(Records from a data collection)
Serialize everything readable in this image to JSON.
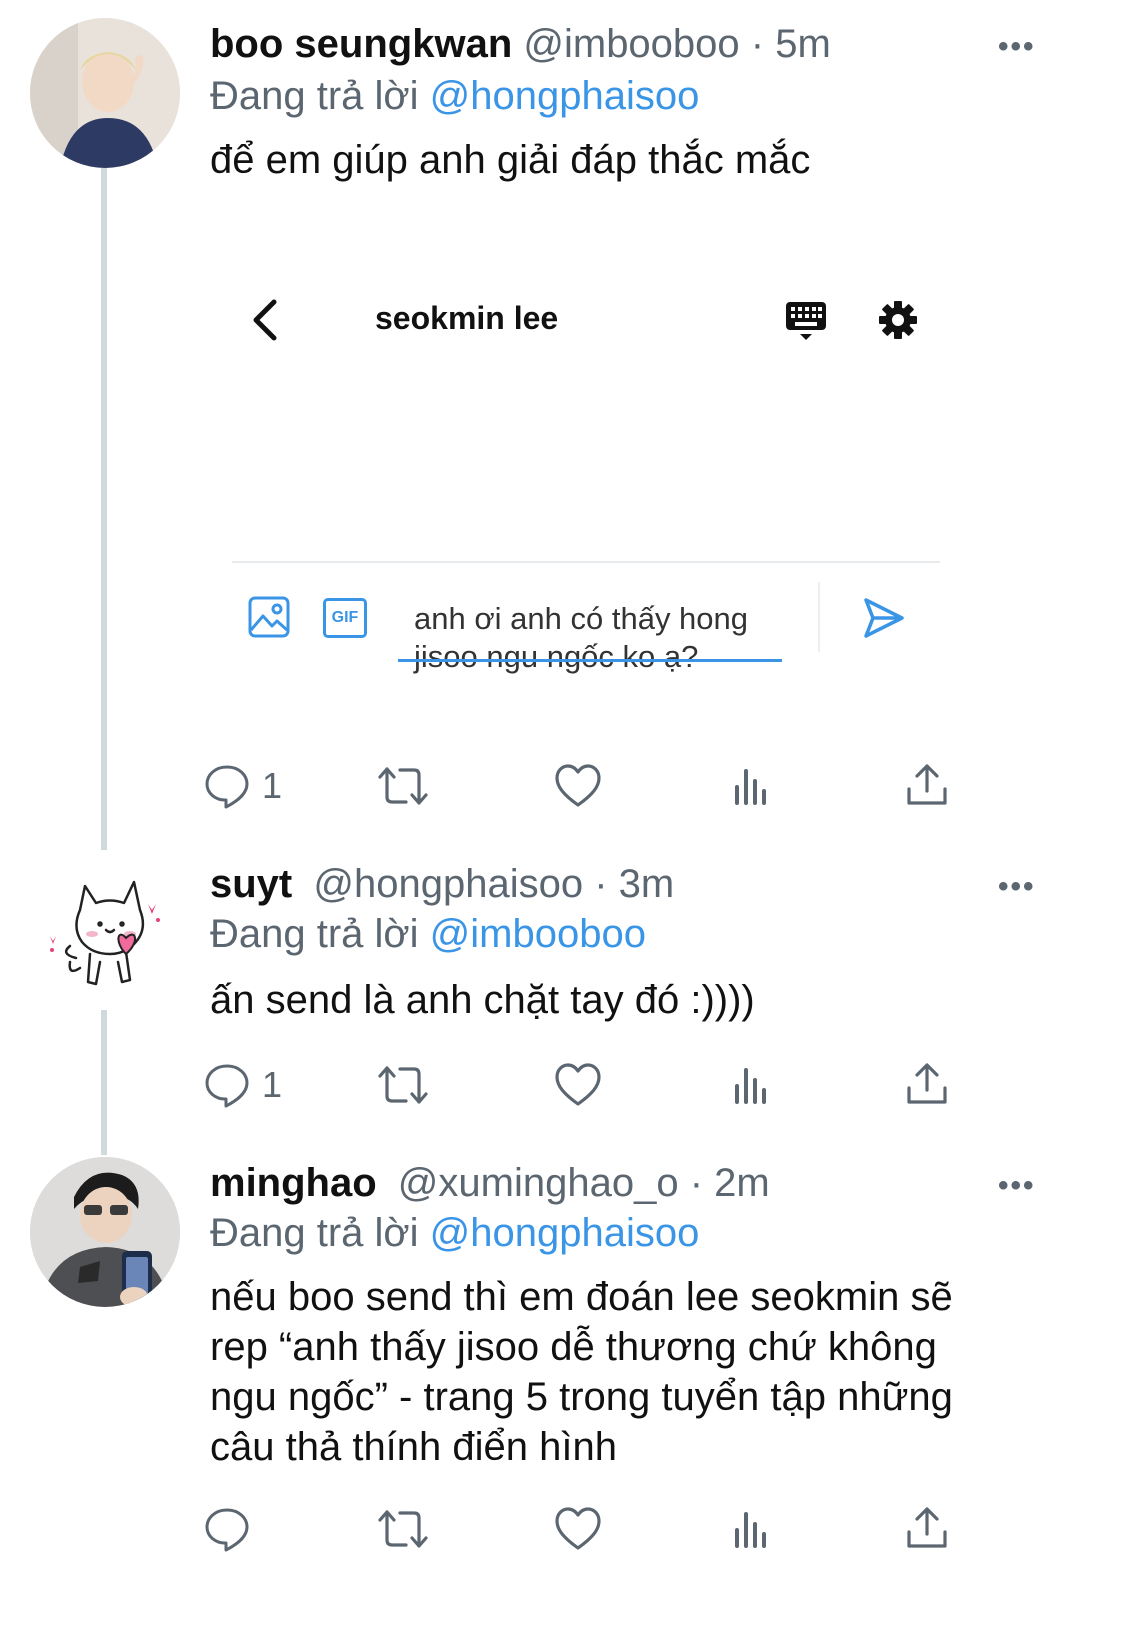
{
  "tweets": [
    {
      "name": "boo seungkwan",
      "handle": "@imbooboo · 5m",
      "reply_prefix": "Đang trả lời",
      "reply_to": "@hongphaisoo",
      "text": "để em giúp anh giải đáp thắc mắc",
      "reply_count": "1"
    },
    {
      "name": "suyt",
      "handle": "@hongphaisoo · 3m",
      "reply_prefix": "Đang trả lời",
      "reply_to": "@imbooboo",
      "text": "ấn send là anh chặt tay đó :))))",
      "reply_count": "1"
    },
    {
      "name": "minghao",
      "handle": "@xuminghao_o · 2m",
      "reply_prefix": "Đang trả lời",
      "reply_to": "@hongphaisoo",
      "text_lines": [
        "nếu boo send thì em đoán lee seokmin sẽ",
        "rep “anh thấy jisoo dễ thương chứ không",
        "ngu ngốc” - trang 5 trong tuyển tập những",
        "câu thả thính điển hình"
      ],
      "reply_count": ""
    }
  ],
  "embedded_dm": {
    "title": "seokmin lee",
    "message_lines": [
      "anh ơi anh có thấy hong",
      "jisoo ngu ngốc ko ạ?"
    ],
    "gif_label": "GIF"
  },
  "more_label": "•••",
  "colors": {
    "accent": "#3a95e6",
    "muted": "#5b6670",
    "thread": "#cfd9de"
  }
}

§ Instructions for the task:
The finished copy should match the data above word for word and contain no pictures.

§ Answer box:
Serialize everything readable in this image to JSON.
{
  "tweets": [
    {
      "name": "boo seungkwan",
      "handle": "@imbooboo · 5m",
      "reply_prefix": "Đang trả lời",
      "reply_to": "@hongphaisoo",
      "text": "để em giúp anh giải đáp thắc mắc",
      "reply_count": "1"
    },
    {
      "name": "suyt",
      "handle": "@hongphaisoo · 3m",
      "reply_prefix": "Đang trả lời",
      "reply_to": "@imbooboo",
      "text": "ấn send là anh chặt tay đó :))))",
      "reply_count": "1"
    },
    {
      "name": "minghao",
      "handle": "@xuminghao_o · 2m",
      "reply_prefix": "Đang trả lời",
      "reply_to": "@hongphaisoo",
      "text_lines": [
        "nếu boo send thì em đoán lee seokmin sẽ",
        "rep “anh thấy jisoo dễ thương chứ không",
        "ngu ngốc” - trang 5 trong tuyển tập những",
        "câu thả thính điển hình"
      ],
      "reply_count": ""
    }
  ],
  "embedded_dm": {
    "title": "seokmin lee",
    "message_lines": [
      "anh ơi anh có thấy hong",
      "jisoo ngu ngốc ko ạ?"
    ],
    "gif_label": "GIF"
  },
  "more_label": "•••",
  "colors": {
    "accent": "#3a95e6",
    "muted": "#5b6670",
    "thread": "#cfd9de"
  }
}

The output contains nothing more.